For each line below that includes the string "label", show the whole line.
Task material START
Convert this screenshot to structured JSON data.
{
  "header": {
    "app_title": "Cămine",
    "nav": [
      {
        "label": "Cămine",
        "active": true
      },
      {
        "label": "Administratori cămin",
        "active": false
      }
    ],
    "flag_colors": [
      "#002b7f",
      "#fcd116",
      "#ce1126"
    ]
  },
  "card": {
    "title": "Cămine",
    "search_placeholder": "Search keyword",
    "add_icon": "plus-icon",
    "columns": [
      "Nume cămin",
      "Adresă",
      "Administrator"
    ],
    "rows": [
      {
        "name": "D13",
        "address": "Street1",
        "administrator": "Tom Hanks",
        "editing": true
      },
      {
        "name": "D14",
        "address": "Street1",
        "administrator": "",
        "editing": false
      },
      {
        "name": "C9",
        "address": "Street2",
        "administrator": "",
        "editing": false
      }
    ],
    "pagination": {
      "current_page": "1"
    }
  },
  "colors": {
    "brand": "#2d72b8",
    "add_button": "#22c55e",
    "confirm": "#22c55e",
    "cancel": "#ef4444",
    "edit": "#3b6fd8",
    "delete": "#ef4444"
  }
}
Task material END
#### Result
        "label": "Cămine",
        "label": "Administratori cămin",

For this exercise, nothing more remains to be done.